Sign In

Shakespeare play performed during second period

By Caroline Kruger and Piper Salvator in Student News

Today members of the Shakespeare Festival performed a shortened version of the play "The Twelfth Night" in Fairview's auditorium during 2nd period. All senior AP Literature and Composition classes were required to attend as well as a workshop during 3rd or 4th period following the play.

The play "The Twelfth Night" is a long play, however, for the convenience of the Fairview student body they shortened it to 40 minutes. Interestingly, the play has sixteen characters, but only three actors came and were responsible for acting out all sixteen characters. Although this seemed quite difficult, these three unbelievable actors summed up the play perfectly so the audience was engaged and could follow it easily.

Following the play, the actors held a workshop during 3rd and 4th period. In this workshop, although not pertaining entirely to the actual play, parts of the play were related to bullying in the high school community.
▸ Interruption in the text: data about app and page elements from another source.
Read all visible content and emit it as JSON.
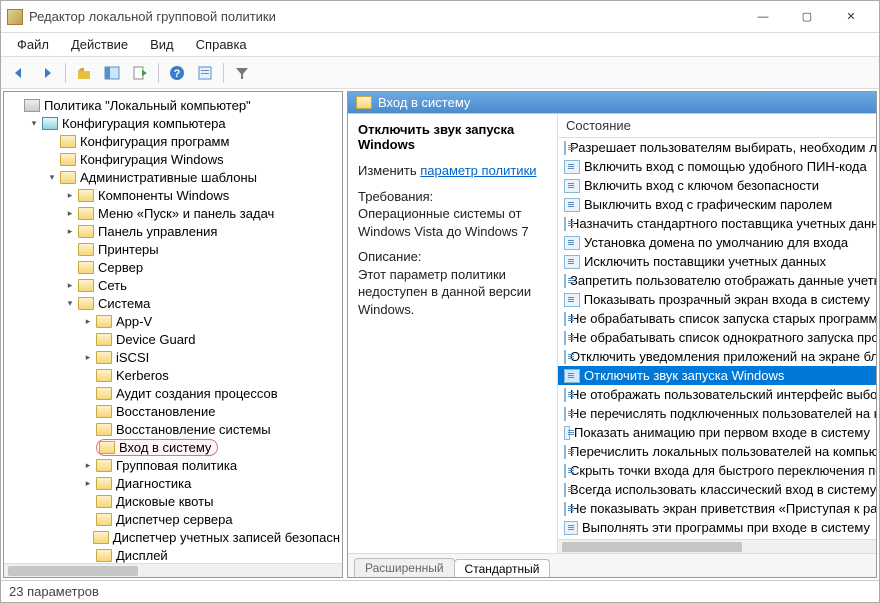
{
  "window": {
    "title": "Редактор локальной групповой политики"
  },
  "menubar": [
    "Файл",
    "Действие",
    "Вид",
    "Справка"
  ],
  "toolbar_icons": [
    "back",
    "forward",
    "up",
    "winframe",
    "export",
    "help",
    "properties",
    "filter"
  ],
  "tree": [
    {
      "label": "Политика \"Локальный компьютер\"",
      "depth": 0,
      "expander": "",
      "icon": "root"
    },
    {
      "label": "Конфигурация компьютера",
      "depth": 1,
      "expander": "▾",
      "icon": "computer"
    },
    {
      "label": "Конфигурация программ",
      "depth": 2,
      "expander": "",
      "icon": "folder"
    },
    {
      "label": "Конфигурация Windows",
      "depth": 2,
      "expander": "",
      "icon": "folder"
    },
    {
      "label": "Административные шаблоны",
      "depth": 2,
      "expander": "▾",
      "icon": "folder"
    },
    {
      "label": "Компоненты Windows",
      "depth": 3,
      "expander": "▸",
      "icon": "folder"
    },
    {
      "label": "Меню «Пуск» и панель задач",
      "depth": 3,
      "expander": "▸",
      "icon": "folder"
    },
    {
      "label": "Панель управления",
      "depth": 3,
      "expander": "▸",
      "icon": "folder"
    },
    {
      "label": "Принтеры",
      "depth": 3,
      "expander": "",
      "icon": "folder"
    },
    {
      "label": "Сервер",
      "depth": 3,
      "expander": "",
      "icon": "folder"
    },
    {
      "label": "Сеть",
      "depth": 3,
      "expander": "▸",
      "icon": "folder"
    },
    {
      "label": "Система",
      "depth": 3,
      "expander": "▾",
      "icon": "folder"
    },
    {
      "label": "App-V",
      "depth": 4,
      "expander": "▸",
      "icon": "folder"
    },
    {
      "label": "Device Guard",
      "depth": 4,
      "expander": "",
      "icon": "folder"
    },
    {
      "label": "iSCSI",
      "depth": 4,
      "expander": "▸",
      "icon": "folder"
    },
    {
      "label": "Kerberos",
      "depth": 4,
      "expander": "",
      "icon": "folder"
    },
    {
      "label": "Аудит создания процессов",
      "depth": 4,
      "expander": "",
      "icon": "folder"
    },
    {
      "label": "Восстановление",
      "depth": 4,
      "expander": "",
      "icon": "folder"
    },
    {
      "label": "Восстановление системы",
      "depth": 4,
      "expander": "",
      "icon": "folder"
    },
    {
      "label": "Вход в систему",
      "depth": 4,
      "expander": "",
      "icon": "folder",
      "highlight": true
    },
    {
      "label": "Групповая политика",
      "depth": 4,
      "expander": "▸",
      "icon": "folder"
    },
    {
      "label": "Диагностика",
      "depth": 4,
      "expander": "▸",
      "icon": "folder"
    },
    {
      "label": "Дисковые квоты",
      "depth": 4,
      "expander": "",
      "icon": "folder"
    },
    {
      "label": "Диспетчер сервера",
      "depth": 4,
      "expander": "",
      "icon": "folder"
    },
    {
      "label": "Диспетчер учетных записей безопасн",
      "depth": 4,
      "expander": "",
      "icon": "folder"
    },
    {
      "label": "Дисплей",
      "depth": 4,
      "expander": "",
      "icon": "folder"
    }
  ],
  "right": {
    "header": "Вход в систему",
    "selected_policy_title": "Отключить звук запуска Windows",
    "edit_label": "Изменить",
    "edit_link": "параметр политики",
    "requirements_heading": "Требования:",
    "requirements_text": "Операционные системы от Windows Vista до Windows 7",
    "description_heading": "Описание:",
    "description_text": "Этот параметр политики недоступен в данной версии Windows.",
    "column_header": "Состояние",
    "policies": [
      {
        "label": "Разрешает пользователям выбирать, необходим ли в",
        "selected": false
      },
      {
        "label": "Включить вход с помощью удобного ПИН-кода",
        "selected": false
      },
      {
        "label": "Включить вход с ключом безопасности",
        "selected": false
      },
      {
        "label": "Выключить вход с графическим паролем",
        "selected": false
      },
      {
        "label": "Назначить стандартного поставщика учетных данн",
        "selected": false
      },
      {
        "label": "Установка домена по умолчанию для входа",
        "selected": false
      },
      {
        "label": "Исключить поставщики учетных данных",
        "selected": false
      },
      {
        "label": "Запретить пользователю отображать данные учетно",
        "selected": false
      },
      {
        "label": "Показывать прозрачный экран входа в систему",
        "selected": false
      },
      {
        "label": "Не обрабатывать список запуска старых программ",
        "selected": false
      },
      {
        "label": "Не обрабатывать список однократного запуска про",
        "selected": false
      },
      {
        "label": "Отключить уведомления приложений на экране бл",
        "selected": false
      },
      {
        "label": "Отключить звук запуска Windows",
        "selected": true
      },
      {
        "label": "Не отображать пользовательский интерфейс выбор",
        "selected": false
      },
      {
        "label": "Не перечислять подключенных пользователей на ко",
        "selected": false
      },
      {
        "label": "Показать анимацию при первом входе в систему",
        "selected": false
      },
      {
        "label": "Перечислить локальных пользователей на компьют",
        "selected": false
      },
      {
        "label": "Скрыть точки входа для быстрого переключения по",
        "selected": false
      },
      {
        "label": "Всегда использовать классический вход в систему",
        "selected": false
      },
      {
        "label": "Не показывать экран приветствия «Приступая к раб",
        "selected": false
      },
      {
        "label": "Выполнять эти программы при входе в систему",
        "selected": false
      }
    ]
  },
  "tabs": [
    {
      "label": "Расширенный",
      "active": false
    },
    {
      "label": "Стандартный",
      "active": true
    }
  ],
  "statusbar": "23 параметров"
}
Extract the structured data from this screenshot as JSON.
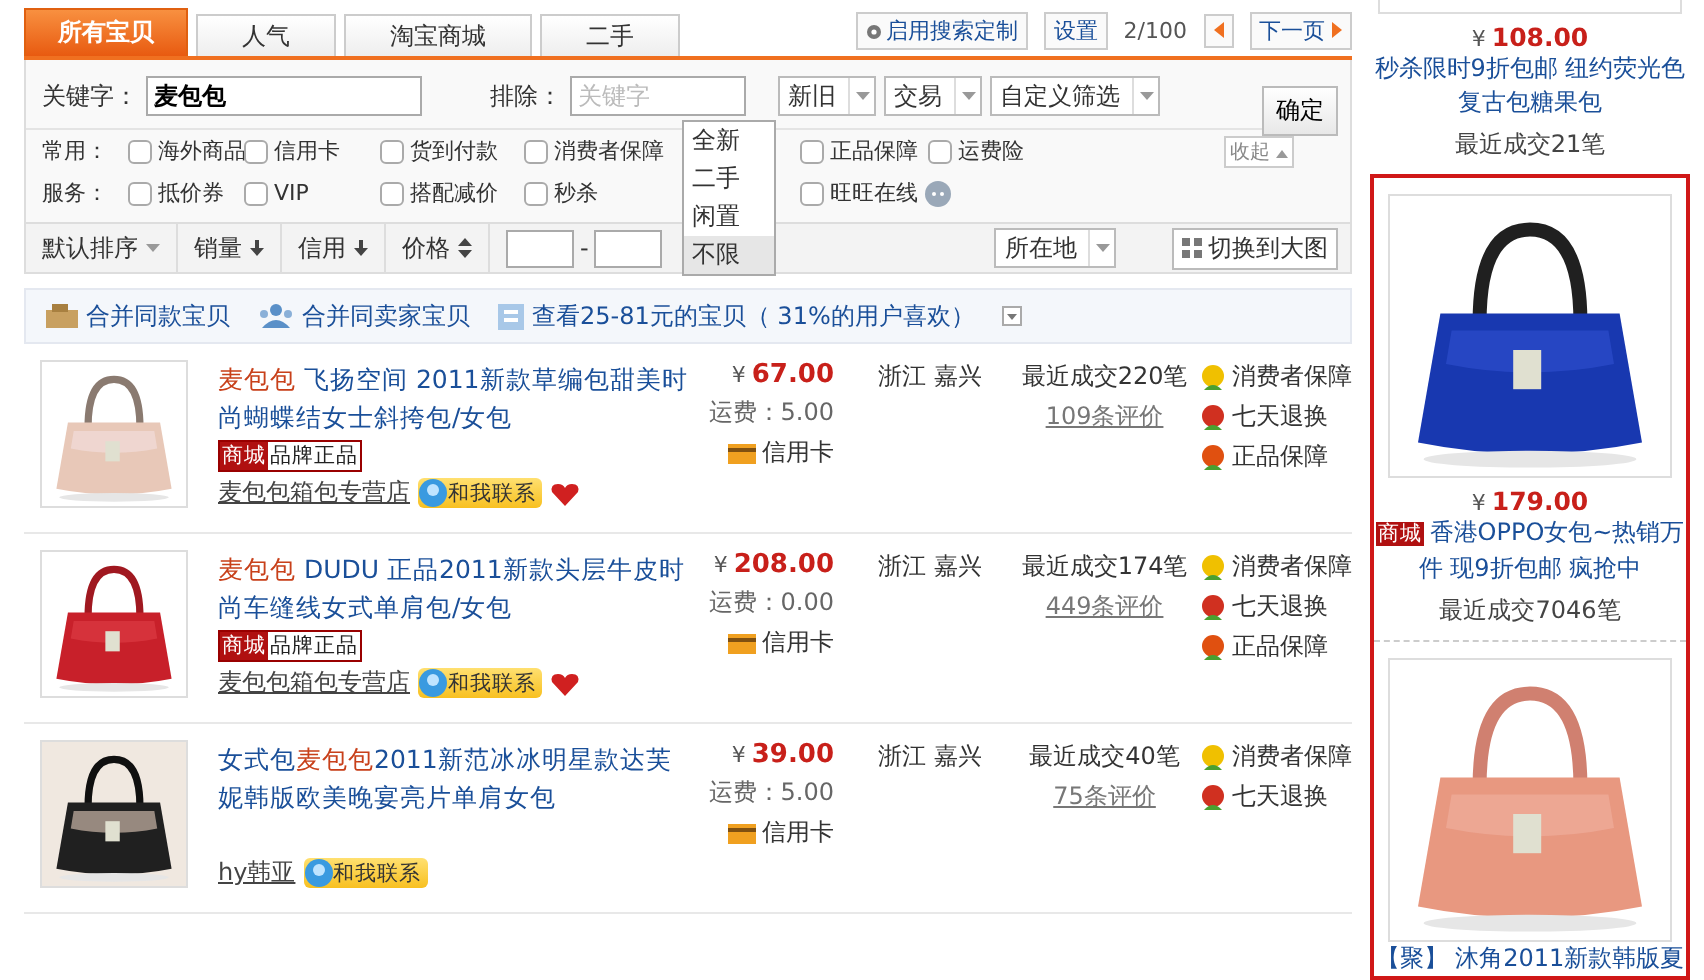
{
  "tabs": [
    {
      "label": "所有宝贝",
      "selected": true
    },
    {
      "label": "人气",
      "selected": false
    },
    {
      "label": "淘宝商城",
      "selected": false
    },
    {
      "label": "二手",
      "selected": false
    }
  ],
  "top_actions": {
    "customize": "启用搜索定制",
    "settings": "设置",
    "page": "2/100",
    "next": "下一页"
  },
  "filter": {
    "keyword_label": "关键字：",
    "keyword": "麦包包",
    "exclude_label": "排除：",
    "exclude_placeholder": "关键字",
    "selects": [
      "新旧",
      "交易",
      "自定义筛选"
    ],
    "confirm": "确定",
    "collapse": "收起",
    "condition_menu": [
      {
        "label": "全新",
        "selected": false
      },
      {
        "label": "二手",
        "selected": false
      },
      {
        "label": "闲置",
        "selected": false
      },
      {
        "label": "不限",
        "selected": true
      }
    ],
    "option_rows": [
      {
        "label": "常用：",
        "options": [
          {
            "label": "海外商品",
            "checked": false
          },
          {
            "label": "信用卡",
            "checked": false
          },
          {
            "label": "货到付款",
            "checked": false
          },
          {
            "label": "消费者保障",
            "checked": false
          },
          {
            "label": "正品保障",
            "checked": false
          },
          {
            "label": "运费险",
            "checked": false
          }
        ]
      },
      {
        "label": "服务：",
        "options": [
          {
            "label": "抵价券",
            "checked": false
          },
          {
            "label": "VIP",
            "checked": false
          },
          {
            "label": "搭配减价",
            "checked": false
          },
          {
            "label": "秒杀",
            "checked": false
          },
          {
            "label": "旺旺在线",
            "checked": false
          }
        ]
      }
    ]
  },
  "sort_bar": {
    "items": [
      {
        "label": "默认排序",
        "kind": "dropdown"
      },
      {
        "label": "销量",
        "kind": "down"
      },
      {
        "label": "信用",
        "kind": "down"
      },
      {
        "label": "价格",
        "kind": "updown"
      }
    ],
    "price_separator": "-",
    "location": "所在地",
    "switch": "切换到大图"
  },
  "merge_bar": [
    {
      "label": "合并同款宝贝",
      "kind": "same-item"
    },
    {
      "label": "合并同卖家宝贝",
      "kind": "same-seller"
    },
    {
      "label": "查看25-81元的宝贝（ 31%的用户喜欢）",
      "kind": "price-range"
    }
  ],
  "results": [
    {
      "title": [
        {
          "text": "麦包包",
          "highlight": true
        },
        {
          "text": " 飞扬空间 2011新款草编包甜美时尚蝴蝶结女士斜挎包/女包",
          "highlight": false
        }
      ],
      "badge": {
        "mall": "商城",
        "label": "品牌正品"
      },
      "shop": "麦包包箱包专营店",
      "contact": "和我联系",
      "heart": true,
      "currency": "¥",
      "price": "67.00",
      "shipping": "运费：5.00",
      "payment": "信用卡",
      "location": "浙江 嘉兴",
      "sales": "最近成交220笔",
      "reviews": "109条评价",
      "services": [
        {
          "kind": "consumer",
          "label": "消费者保障"
        },
        {
          "kind": "return",
          "label": "七天退换"
        },
        {
          "kind": "genuine",
          "label": "正品保障"
        }
      ]
    },
    {
      "title": [
        {
          "text": "麦包包",
          "highlight": true
        },
        {
          "text": " DUDU 正品2011新款头层牛皮时尚车缝线女式单肩包/女包",
          "highlight": false
        }
      ],
      "badge": {
        "mall": "商城",
        "label": "品牌正品"
      },
      "shop": "麦包包箱包专营店",
      "contact": "和我联系",
      "heart": true,
      "currency": "¥",
      "price": "208.00",
      "shipping": "运费：0.00",
      "payment": "信用卡",
      "location": "浙江 嘉兴",
      "sales": "最近成交174笔",
      "reviews": "449条评价",
      "services": [
        {
          "kind": "consumer",
          "label": "消费者保障"
        },
        {
          "kind": "return",
          "label": "七天退换"
        },
        {
          "kind": "genuine",
          "label": "正品保障"
        }
      ]
    },
    {
      "title": [
        {
          "text": "女式包",
          "highlight": false
        },
        {
          "text": "麦包包",
          "highlight": true
        },
        {
          "text": "2011新范冰冰明星款达芙妮韩版欧美晚宴亮片单肩女包",
          "highlight": false
        }
      ],
      "shop": "hy韩亚",
      "contact": "和我联系",
      "heart": false,
      "currency": "¥",
      "price": "39.00",
      "shipping": "运费：5.00",
      "payment": "信用卡",
      "location": "浙江 嘉兴",
      "sales": "最近成交40笔",
      "reviews": "75条评价",
      "services": [
        {
          "kind": "consumer",
          "label": "消费者保障"
        },
        {
          "kind": "return",
          "label": "七天退换"
        }
      ]
    }
  ],
  "sidebar": {
    "top_item": {
      "currency": "¥",
      "price": "108.00",
      "title": "秒杀限时9折包邮 纽约荧光色复古包糖果包",
      "sales": "最近成交21笔"
    },
    "featured": [
      {
        "currency": "¥",
        "price": "179.00",
        "badge": "商城",
        "title": "香港OPPO女包~热销万件 现9折包邮 疯抢中",
        "sales": "最近成交7046笔"
      },
      {
        "title": "【聚】 沐角2011新款韩版夏"
      }
    ]
  }
}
The workshop was led by the actors of the play, who also work at University of Colorado's bullying prevention program. First, the students were asked questions about cyber-bullying and if bullying is a common occurrence at Fairview High School. The actors described everyone as a number, on a scale from one to ten, relating to their mood on any given day. A number one, for example, described an unhappy person, with low self confidence. Then students were asked to volunteer to act out a scene in the play that portrayed bullying. This led into a discussion about how to be an active bystander in a bullying situation. The goal of an active bystander is to raise a victim of bullying's number because they know that they are cared about. Finally, the students acted out a bullying situation that they consider  common at Fairview, and practiced preventing these situations.

Tying Shakespeare's famous play, "The Twelfth Night", to high school bullying situations has perhaps been the most effective way to reach high school students thus far.

Share this story:

Other stories by Caroline Kruger and Piper Salvator: